"I wanna hang a map of the world at my house. Then I wanna stick pins in the locations that I`ve traveled to.
...But first I have to travel to the top two corners of the map so it won`t fall down."
-Mitch Hedberg

Friday, April 23, 2010

Next stop, the South Island!

After an excellent week in Wellington, we finally bid farewell to the North Island. The North Island has been good to us, but we’re stoked to head down to the beautiful South Island before the weather turns too cold. Apparently once it happens it’s brutal.

Our tickets for the Interislander ferry were actually pretty affordable - NZ$220 total for 2 people and a van. Bluebridge is the other Cook Strait ferry, and we found that one isn't consistently cheaper than the other, it just depends on the day. Also, prices are a lot lower if you've done your planning and can book a ferry date in advance (as per usual, we had not). But we were able to book a mid-morning sailing – the most beautiful part of the ride is when the ship enters the Queen Charlotte Sound during the last hour of the trip. So we settled into our comfy reclining seats by the window and lazed away the morning.

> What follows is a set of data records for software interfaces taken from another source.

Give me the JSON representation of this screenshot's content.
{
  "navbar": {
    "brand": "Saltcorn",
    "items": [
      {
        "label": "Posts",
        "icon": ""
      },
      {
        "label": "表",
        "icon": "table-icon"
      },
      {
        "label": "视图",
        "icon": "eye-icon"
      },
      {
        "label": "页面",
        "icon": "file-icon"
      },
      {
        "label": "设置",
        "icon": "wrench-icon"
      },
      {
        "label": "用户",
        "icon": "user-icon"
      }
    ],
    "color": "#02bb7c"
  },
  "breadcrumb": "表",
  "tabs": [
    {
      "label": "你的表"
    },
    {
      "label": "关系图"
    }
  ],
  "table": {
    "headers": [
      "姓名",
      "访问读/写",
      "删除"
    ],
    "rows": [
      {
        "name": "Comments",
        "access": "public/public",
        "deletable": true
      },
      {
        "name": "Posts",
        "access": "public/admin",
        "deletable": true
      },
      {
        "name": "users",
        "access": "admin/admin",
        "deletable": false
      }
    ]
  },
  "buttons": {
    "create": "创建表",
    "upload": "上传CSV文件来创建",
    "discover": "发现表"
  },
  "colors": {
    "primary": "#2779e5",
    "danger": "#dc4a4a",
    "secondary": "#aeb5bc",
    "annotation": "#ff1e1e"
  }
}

The ship we were on wasn’t what we imagined – a hollowed out freighter with rickety car ramps. Instead it was a nine deck marvel. I’ve worked on cruise ships in Hawaii, so I’ve seen luxury vessels underway, and while the Interislander ship might not be up to those same standards, it is way more impressive than it has a right to be for the quick three hour voyage. It comes equipped with a movie theater on the lower deck, several caf├ęs and eateries, coffee shops on the upper decks, fully reclining seats, kids’ areas where boisterous youngsters can watch cartoons or burn off their unending energy away from other passengers, full length windows fore and aft for viewing while underway, a fully licensed bar with a back patio, video game arcade room, satellite tv, and a top deck for taking 360 degree pictures of the Sound. It’s pretty slick.
When the ship landed, Care and I drove Flash onto Southern soil and into the little hamlet Picton. The beach in town is a good place to relax – we took a nap in the grass because we’d to gotten up before dawn to catch our boat – and is a natural gathering place for other travelers. People-watching is pretty good, and there’s a small mini golf course just off the sand. After a quick swim and a spin around the local library (free wifi), Care and I headed to the Kahikatea DOC campsite on the eastern bay of the Marlborough Sounds.

It was a removed location with access to the water and great hikes along the sand. We made friends with a paradise duck – they’re usually really skittish, so that was cool – and also chatted with some humans.

One elderly couple, Graeme and Jackie, came over to compliment us on our van setup (mostly the twinkle lights), and next thing we know we’re sitting in their snazzy camper talking about the realities of travel, freedom camping, camper van associations, solar power, fruit picking, the harvest trail in New Zealand, glue-gun crafts, and the life that they’ve lead on the road for the past six years. They were such happy, friendly, helpful people who taught us so much about what we’re doing on our trip, but more importantly, what we might do better. It was a great encouragement for us to continue the nomadic lifestyle, and a rad way to get pumped up for the second leg of our trip.

There's a sweet photo album here, but it looks like your device doesn't support Flash.
No worries! Simply view the web album on Picasa.


  1. job well done! finally moving from one island to the next :) keep us travelers proud!!!! we are in tokyo thinking of you and us partying back in NYC someday!!!!!!

  2. I love Picton... there was nothing really there but a great kite flying park and a pretty decent burger joint. I took advantage of both. I hope you did as well.

  3. I liked the park.

    No burger, though we did have a GREAT one in another town...

  4. Can't wait to party with you two in NY.